**PROBLEM TO WORK ON**
Output the following data exactly.
▬▬▬▬▬▬▬▬▬▬
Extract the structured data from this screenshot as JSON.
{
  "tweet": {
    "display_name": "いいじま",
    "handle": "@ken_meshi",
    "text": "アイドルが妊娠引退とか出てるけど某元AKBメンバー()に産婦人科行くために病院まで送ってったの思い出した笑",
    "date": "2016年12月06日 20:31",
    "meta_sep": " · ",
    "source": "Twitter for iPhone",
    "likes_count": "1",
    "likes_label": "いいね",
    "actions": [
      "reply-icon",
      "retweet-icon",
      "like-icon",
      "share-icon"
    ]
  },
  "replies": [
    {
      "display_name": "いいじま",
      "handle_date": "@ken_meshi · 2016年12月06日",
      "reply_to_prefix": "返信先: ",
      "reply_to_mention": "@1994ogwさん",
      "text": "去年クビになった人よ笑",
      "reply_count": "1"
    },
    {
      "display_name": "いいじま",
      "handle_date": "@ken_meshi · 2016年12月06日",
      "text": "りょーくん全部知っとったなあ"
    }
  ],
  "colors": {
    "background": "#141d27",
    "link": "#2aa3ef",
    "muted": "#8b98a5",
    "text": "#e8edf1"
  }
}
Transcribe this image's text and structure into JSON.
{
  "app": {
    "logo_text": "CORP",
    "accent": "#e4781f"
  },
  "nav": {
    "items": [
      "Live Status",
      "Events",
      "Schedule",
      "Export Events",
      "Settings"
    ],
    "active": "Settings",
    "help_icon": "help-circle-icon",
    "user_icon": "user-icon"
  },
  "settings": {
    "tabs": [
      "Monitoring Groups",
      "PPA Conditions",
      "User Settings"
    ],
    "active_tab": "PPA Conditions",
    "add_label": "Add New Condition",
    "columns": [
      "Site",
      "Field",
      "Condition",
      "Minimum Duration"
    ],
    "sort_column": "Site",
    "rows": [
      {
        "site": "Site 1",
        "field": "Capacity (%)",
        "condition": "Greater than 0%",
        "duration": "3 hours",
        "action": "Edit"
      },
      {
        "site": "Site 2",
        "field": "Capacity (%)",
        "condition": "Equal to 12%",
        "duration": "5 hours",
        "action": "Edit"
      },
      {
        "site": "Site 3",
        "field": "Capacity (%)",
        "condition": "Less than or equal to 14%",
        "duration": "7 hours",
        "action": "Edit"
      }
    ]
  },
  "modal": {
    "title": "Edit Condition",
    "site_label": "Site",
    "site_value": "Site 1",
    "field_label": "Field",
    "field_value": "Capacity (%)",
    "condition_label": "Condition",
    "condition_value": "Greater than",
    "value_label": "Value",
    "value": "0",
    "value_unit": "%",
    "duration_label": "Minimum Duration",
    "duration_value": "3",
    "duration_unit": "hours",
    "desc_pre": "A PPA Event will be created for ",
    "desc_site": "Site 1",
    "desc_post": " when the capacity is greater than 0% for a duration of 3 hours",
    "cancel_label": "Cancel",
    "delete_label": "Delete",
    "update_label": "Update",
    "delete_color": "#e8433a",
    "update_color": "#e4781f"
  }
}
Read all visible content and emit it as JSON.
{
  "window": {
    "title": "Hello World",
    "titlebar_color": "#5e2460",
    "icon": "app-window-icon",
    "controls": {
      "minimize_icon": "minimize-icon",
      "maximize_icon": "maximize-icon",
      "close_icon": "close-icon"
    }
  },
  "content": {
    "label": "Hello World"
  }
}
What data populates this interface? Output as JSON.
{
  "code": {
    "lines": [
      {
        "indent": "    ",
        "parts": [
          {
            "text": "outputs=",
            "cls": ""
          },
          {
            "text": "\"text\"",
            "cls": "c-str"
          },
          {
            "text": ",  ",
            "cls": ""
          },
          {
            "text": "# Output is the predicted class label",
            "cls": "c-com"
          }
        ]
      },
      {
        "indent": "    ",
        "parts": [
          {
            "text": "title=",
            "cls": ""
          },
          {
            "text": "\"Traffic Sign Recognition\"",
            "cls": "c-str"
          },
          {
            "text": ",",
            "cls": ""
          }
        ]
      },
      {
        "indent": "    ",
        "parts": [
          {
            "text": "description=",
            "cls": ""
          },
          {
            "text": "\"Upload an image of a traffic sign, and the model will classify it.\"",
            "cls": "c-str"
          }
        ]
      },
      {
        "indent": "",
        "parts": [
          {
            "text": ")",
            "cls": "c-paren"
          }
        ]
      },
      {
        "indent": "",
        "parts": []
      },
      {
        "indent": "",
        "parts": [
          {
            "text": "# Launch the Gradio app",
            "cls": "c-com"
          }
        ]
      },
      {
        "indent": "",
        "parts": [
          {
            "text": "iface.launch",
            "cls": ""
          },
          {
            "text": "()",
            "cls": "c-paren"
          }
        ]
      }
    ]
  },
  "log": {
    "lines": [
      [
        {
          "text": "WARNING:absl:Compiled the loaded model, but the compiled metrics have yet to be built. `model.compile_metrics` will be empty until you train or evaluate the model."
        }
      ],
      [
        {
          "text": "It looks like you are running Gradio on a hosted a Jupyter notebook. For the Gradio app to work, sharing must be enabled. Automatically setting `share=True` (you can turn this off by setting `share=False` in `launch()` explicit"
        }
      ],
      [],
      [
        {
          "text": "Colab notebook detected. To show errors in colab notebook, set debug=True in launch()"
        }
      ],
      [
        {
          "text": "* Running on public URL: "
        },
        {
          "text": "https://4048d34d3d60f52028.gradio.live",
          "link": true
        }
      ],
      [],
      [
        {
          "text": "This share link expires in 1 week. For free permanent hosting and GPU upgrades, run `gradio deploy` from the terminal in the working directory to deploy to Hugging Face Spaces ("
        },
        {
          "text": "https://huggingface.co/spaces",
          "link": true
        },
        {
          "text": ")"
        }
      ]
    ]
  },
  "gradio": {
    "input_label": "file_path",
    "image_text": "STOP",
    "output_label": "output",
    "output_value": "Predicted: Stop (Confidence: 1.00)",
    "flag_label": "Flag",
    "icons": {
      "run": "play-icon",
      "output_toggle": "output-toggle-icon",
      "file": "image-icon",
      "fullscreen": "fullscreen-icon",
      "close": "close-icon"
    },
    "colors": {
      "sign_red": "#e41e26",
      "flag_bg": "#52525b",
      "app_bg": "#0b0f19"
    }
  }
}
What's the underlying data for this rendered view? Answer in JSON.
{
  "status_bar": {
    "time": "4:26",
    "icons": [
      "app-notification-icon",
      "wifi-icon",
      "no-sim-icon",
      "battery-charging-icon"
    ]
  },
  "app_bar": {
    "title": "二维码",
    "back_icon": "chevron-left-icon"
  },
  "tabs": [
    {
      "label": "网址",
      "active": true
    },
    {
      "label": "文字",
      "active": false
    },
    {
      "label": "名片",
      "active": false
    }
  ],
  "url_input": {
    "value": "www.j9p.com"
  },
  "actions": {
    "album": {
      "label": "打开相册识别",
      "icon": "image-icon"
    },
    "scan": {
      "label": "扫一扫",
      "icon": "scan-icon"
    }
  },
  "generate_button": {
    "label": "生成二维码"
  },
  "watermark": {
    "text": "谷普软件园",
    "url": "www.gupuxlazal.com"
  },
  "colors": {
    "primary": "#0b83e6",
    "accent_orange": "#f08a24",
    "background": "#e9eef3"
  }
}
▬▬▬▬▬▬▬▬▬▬
**RESPONSE TO THIS TASK**
Extract the structured data from this screenshot as JSON.
{
  "tweet": {
    "display_name": "いいじま",
    "handle": "@ken_meshi",
    "text": "アイドルが妊娠引退とか出てるけど某元AKBメンバー()に産婦人科行くために病院まで送ってったの思い出した笑",
    "date": "2016年12月06日 20:31",
    "meta_sep": " · ",
    "source": "Twitter for iPhone",
    "likes_count": "1",
    "likes_label": "いいね",
    "actions": [
      "reply-icon",
      "retweet-icon",
      "like-icon",
      "share-icon"
    ]
  },
  "replies": [
    {
      "display_name": "いいじま",
      "handle_date": "@ken_meshi · 2016年12月06日",
      "reply_to_prefix": "返信先: ",
      "reply_to_mention": "@1994ogwさん",
      "text": "去年クビになった人よ笑",
      "reply_count": "1"
    },
    {
      "display_name": "いいじま",
      "handle_date": "@ken_meshi · 2016年12月06日",
      "text": "りょーくん全部知っとったなあ"
    }
  ],
  "colors": {
    "background": "#141d27",
    "link": "#2aa3ef",
    "muted": "#8b98a5",
    "text": "#e8edf1"
  }
}
Transcribe this image's text and structure into JSON.
{
  "app": {
    "logo_text": "CORP",
    "accent": "#e4781f"
  },
  "nav": {
    "items": [
      "Live Status",
      "Events",
      "Schedule",
      "Export Events",
      "Settings"
    ],
    "active": "Settings",
    "help_icon": "help-circle-icon",
    "user_icon": "user-icon"
  },
  "settings": {
    "tabs": [
      "Monitoring Groups",
      "PPA Conditions",
      "User Settings"
    ],
    "active_tab": "PPA Conditions",
    "add_label": "Add New Condition",
    "columns": [
      "Site",
      "Field",
      "Condition",
      "Minimum Duration"
    ],
    "sort_column": "Site",
    "rows": [
      {
        "site": "Site 1",
        "field": "Capacity (%)",
        "condition": "Greater than 0%",
        "duration": "3 hours",
        "action": "Edit"
      },
      {
        "site": "Site 2",
        "field": "Capacity (%)",
        "condition": "Equal to 12%",
        "duration": "5 hours",
        "action": "Edit"
      },
      {
        "site": "Site 3",
        "field": "Capacity (%)",
        "condition": "Less than or equal to 14%",
        "duration": "7 hours",
        "action": "Edit"
      }
    ]
  },
  "modal": {
    "title": "Edit Condition",
    "site_label": "Site",
    "site_value": "Site 1",
    "field_label": "Field",
    "field_value": "Capacity (%)",
    "condition_label": "Condition",
    "condition_value": "Greater than",
    "value_label": "Value",
    "value": "0",
    "value_unit": "%",
    "duration_label": "Minimum Duration",
    "duration_value": "3",
    "duration_unit": "hours",
    "desc_pre": "A PPA Event will be created for ",
    "desc_site": "Site 1",
    "desc_post": " when the capacity is greater than 0% for a duration of 3 hours",
    "cancel_label": "Cancel",
    "delete_label": "Delete",
    "update_label": "Update",
    "delete_color": "#e8433a",
    "update_color": "#e4781f"
  }
}
Read all visible content and emit it as JSON.
{
  "window": {
    "title": "Hello World",
    "titlebar_color": "#5e2460",
    "icon": "app-window-icon",
    "controls": {
      "minimize_icon": "minimize-icon",
      "maximize_icon": "maximize-icon",
      "close_icon": "close-icon"
    }
  },
  "content": {
    "label": "Hello World"
  }
}
What data populates this interface? Output as JSON.
{
  "code": {
    "lines": [
      {
        "indent": "    ",
        "parts": [
          {
            "text": "outputs=",
            "cls": ""
          },
          {
            "text": "\"text\"",
            "cls": "c-str"
          },
          {
            "text": ",  ",
            "cls": ""
          },
          {
            "text": "# Output is the predicted class label",
            "cls": "c-com"
          }
        ]
      },
      {
        "indent": "    ",
        "parts": [
          {
            "text": "title=",
            "cls": ""
          },
          {
            "text": "\"Traffic Sign Recognition\"",
            "cls": "c-str"
          },
          {
            "text": ",",
            "cls": ""
          }
        ]
      },
      {
        "indent": "    ",
        "parts": [
          {
            "text": "description=",
            "cls": ""
          },
          {
            "text": "\"Upload an image of a traffic sign, and the model will classify it.\"",
            "cls": "c-str"
          }
        ]
      },
      {
        "indent": "",
        "parts": [
          {
            "text": ")",
            "cls": "c-paren"
          }
        ]
      },
      {
        "indent": "",
        "parts": []
      },
      {
        "indent": "",
        "parts": [
          {
            "text": "# Launch the Gradio app",
            "cls": "c-com"
          }
        ]
      },
      {
        "indent": "",
        "parts": [
          {
            "text": "iface.launch",
            "cls": ""
          },
          {
            "text": "()",
            "cls": "c-paren"
          }
        ]
      }
    ]
  },
  "log": {
    "lines": [
      [
        {
          "text": "WARNING:absl:Compiled the loaded model, but the compiled metrics have yet to be built. `model.compile_metrics` will be empty until you train or evaluate the model."
        }
      ],
      [
        {
          "text": "It looks like you are running Gradio on a hosted a Jupyter notebook. For the Gradio app to work, sharing must be enabled. Automatically setting `share=True` (you can turn this off by setting `share=False` in `launch()` explicit"
        }
      ],
      [],
      [
        {
          "text": "Colab notebook detected. To show errors in colab notebook, set debug=True in launch()"
        }
      ],
      [
        {
          "text": "* Running on public URL: "
        },
        {
          "text": "https://4048d34d3d60f52028.gradio.live",
          "link": true
        }
      ],
      [],
      [
        {
          "text": "This share link expires in 1 week. For free permanent hosting and GPU upgrades, run `gradio deploy` from the terminal in the working directory to deploy to Hugging Face Spaces ("
        },
        {
          "text": "https://huggingface.co/spaces",
          "link": true
        },
        {
          "text": ")"
        }
      ]
    ]
  },
  "gradio": {
    "input_label": "file_path",
    "image_text": "STOP",
    "output_label": "output",
    "output_value": "Predicted: Stop (Confidence: 1.00)",
    "flag_label": "Flag",
    "icons": {
      "run": "play-icon",
      "output_toggle": "output-toggle-icon",
      "file": "image-icon",
      "fullscreen": "fullscreen-icon",
      "close": "close-icon"
    },
    "colors": {
      "sign_red": "#e41e26",
      "flag_bg": "#52525b",
      "app_bg": "#0b0f19"
    }
  }
}
What's the underlying data for this rendered view? Answer in JSON.
{
  "status_bar": {
    "time": "4:26",
    "icons": [
      "app-notification-icon",
      "wifi-icon",
      "no-sim-icon",
      "battery-charging-icon"
    ]
  },
  "app_bar": {
    "title": "二维码",
    "back_icon": "chevron-left-icon"
  },
  "tabs": [
    {
      "label": "网址",
      "active": true
    },
    {
      "label": "文字",
      "active": false
    },
    {
      "label": "名片",
      "active": false
    }
  ],
  "url_input": {
    "value": "www.j9p.com"
  },
  "actions": {
    "album": {
      "label": "打开相册识别",
      "icon": "image-icon"
    },
    "scan": {
      "label": "扫一扫",
      "icon": "scan-icon"
    }
  },
  "generate_button": {
    "label": "生成二维码"
  },
  "watermark": {
    "text": "谷普软件园",
    "url": "www.gupuxlazal.com"
  },
  "colors": {
    "primary": "#0b83e6",
    "accent_orange": "#f08a24",
    "background": "#e9eef3"
  }
}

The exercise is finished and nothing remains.